4. Recovery Operations Expense
Recovery expenses vary from industry to industry but typically include several steps. First, diligence is required to develop a timeline and document pertinent information for fraud reporting or investigation. Reports must then be filed with the appropriate authorities, including any credit reporting agencies, law enforcement and, in many cases, insurance carriers for claims and processing. The time associated with recovery and processing results in a variable operational cost to an organization.
Taken together, these hidden fraud costs result in a multiplier effect, sharply increasing the actual cost to an organization. It’s estimated that for every $1 of fraud loss taken as a write-down, it costs a financial services organization up to four times that amount.
Even more, while hidden fraud costs have concrete values that can be assigned and attributed to them, there is an even greater expense that organizations need to consider: the opportunity cost of lost business due to reputational risk. In one analysis, reputational loss was estimated to be over 140% of the calculated fraud loss from the risk events studied. Together, with the more tangible hidden costs, the negative impact on an organization can be devastating.
Financial institutions are increasingly realizing that traditional fraud-mitigation strategies built on rules-based logic are an imperfect means to withstand today’s evolving and more complex fraud tactics.
Fortunately, today’s technology solutions, bolstered by artificial intelligence and machine-learning capabilities, can help financial institutions detect and mitigate a broader range of risk factors—both in and out of sight—with greater precision and speed. Marking a paradigm shift from traditional rules-based verification are AI-based solutions with unsupervised deep-learning algorithms and the ability to recalibrate in real time, and over time, with feedback loops from actual customer data. Being able to combine first- and third-party data allows financial institutions to customize risk models based on their customer population and more accurately detect anomalies.

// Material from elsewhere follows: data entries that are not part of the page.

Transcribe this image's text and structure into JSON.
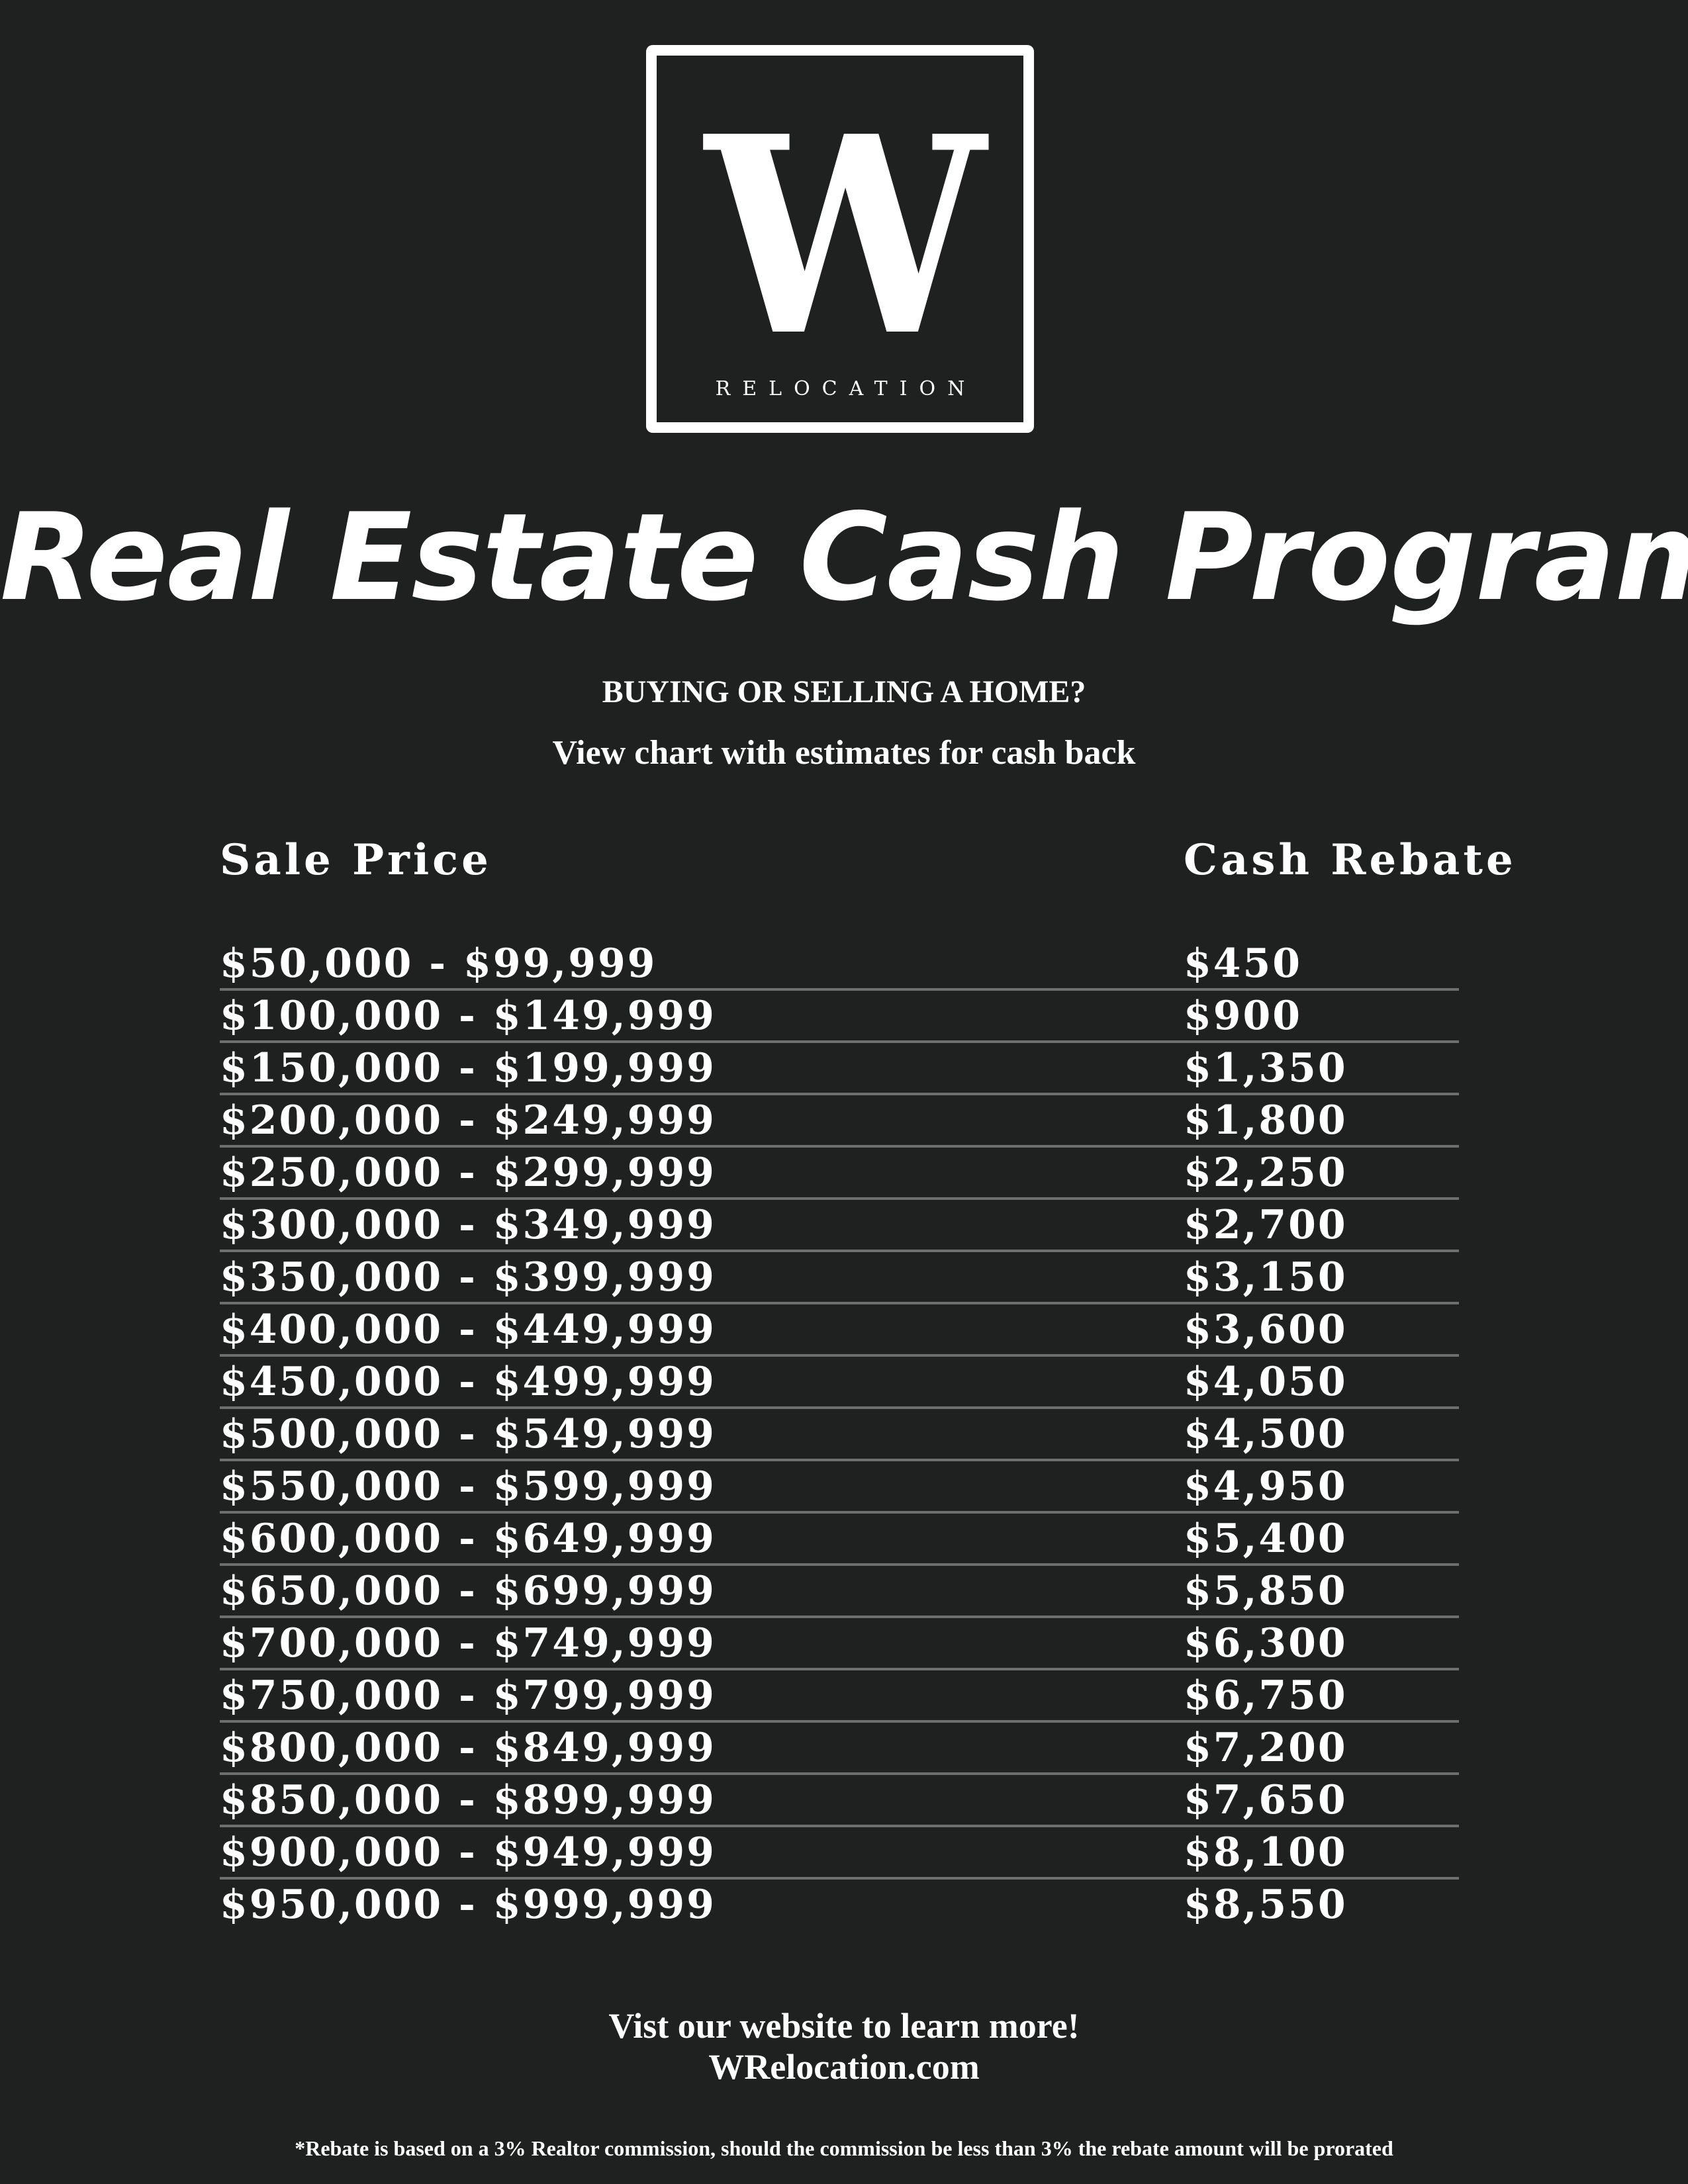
{
  "logo": {
    "mark": "W",
    "wordmark": "RELOCATION"
  },
  "title": "Real Estate Cash Program",
  "subtitle": {
    "line1": "BUYING OR SELLING A HOME?",
    "line2": "View chart with estimates for cash back"
  },
  "table": {
    "headers": {
      "price": "Sale Price",
      "rebate": "Cash Rebate"
    },
    "rows": [
      {
        "price": "$50,000 - $99,999",
        "rebate": "$450"
      },
      {
        "price": "$100,000 - $149,999",
        "rebate": "$900"
      },
      {
        "price": "$150,000 - $199,999",
        "rebate": "$1,350"
      },
      {
        "price": "$200,000 - $249,999",
        "rebate": "$1,800"
      },
      {
        "price": "$250,000 - $299,999",
        "rebate": "$2,250"
      },
      {
        "price": "$300,000 - $349,999",
        "rebate": "$2,700"
      },
      {
        "price": "$350,000 - $399,999",
        "rebate": "$3,150"
      },
      {
        "price": "$400,000 - $449,999",
        "rebate": "$3,600"
      },
      {
        "price": "$450,000 - $499,999",
        "rebate": "$4,050"
      },
      {
        "price": "$500,000 - $549,999",
        "rebate": "$4,500"
      },
      {
        "price": "$550,000 - $599,999",
        "rebate": "$4,950"
      },
      {
        "price": "$600,000 - $649,999",
        "rebate": "$5,400"
      },
      {
        "price": "$650,000 - $699,999",
        "rebate": "$5,850"
      },
      {
        "price": "$700,000 - $749,999",
        "rebate": "$6,300"
      },
      {
        "price": "$750,000 - $799,999",
        "rebate": "$6,750"
      },
      {
        "price": "$800,000 - $849,999",
        "rebate": "$7,200"
      },
      {
        "price": "$850,000 - $899,999",
        "rebate": "$7,650"
      },
      {
        "price": "$900,000 - $949,999",
        "rebate": "$8,100"
      },
      {
        "price": "$950,000 - $999,999",
        "rebate": "$8,550"
      }
    ]
  },
  "footer": {
    "line1": "Vist our website to learn more!",
    "line2": "WRelocation.com",
    "note": "*Rebate is based on a 3% Realtor commission, should the commission be less than 3% the rebate amount will be prorated"
  },
  "colors": {
    "background": "#1e2120",
    "text": "#ffffff",
    "divider": "#6d6f6e"
  }
}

Another key consideration for companies shopping for digital solutions is the ability to embed data and insights directly into an existing customer journey. This can help empower financial institutions to pivot and evolve their strategies to increase the efficacy of their fraud programs. The benefits can be twofold—not only do they power insights and intelligent decisioning to help future-proof organizations against ever-emerging tactics, but they remove much if not all of the dependency on manual intervention for verification and recovery, drastically reducing the hidden costs of fraud.
As fraudulent activity continues to increase in digital channels, fraud programs must evolve to detect and stop fraudulent activity before it gets on the books. The conventional wisdom of inflated operational teams and rules-based technology has fallen flat and narrowed margins. Being able to evaluate risks in real time and change customer experiences to place more automated mitigation steps in the process flows of higher-risk profiles while enabling low-friction experiences for those with lower risk is a winning combination.
Ultimately, the true costs of fraud are not always in plain sight. To meet threats head-on, financial institutions should explore dynamic technology solutions that not only meet the challenge of today but equip them for the threats of tomorrow.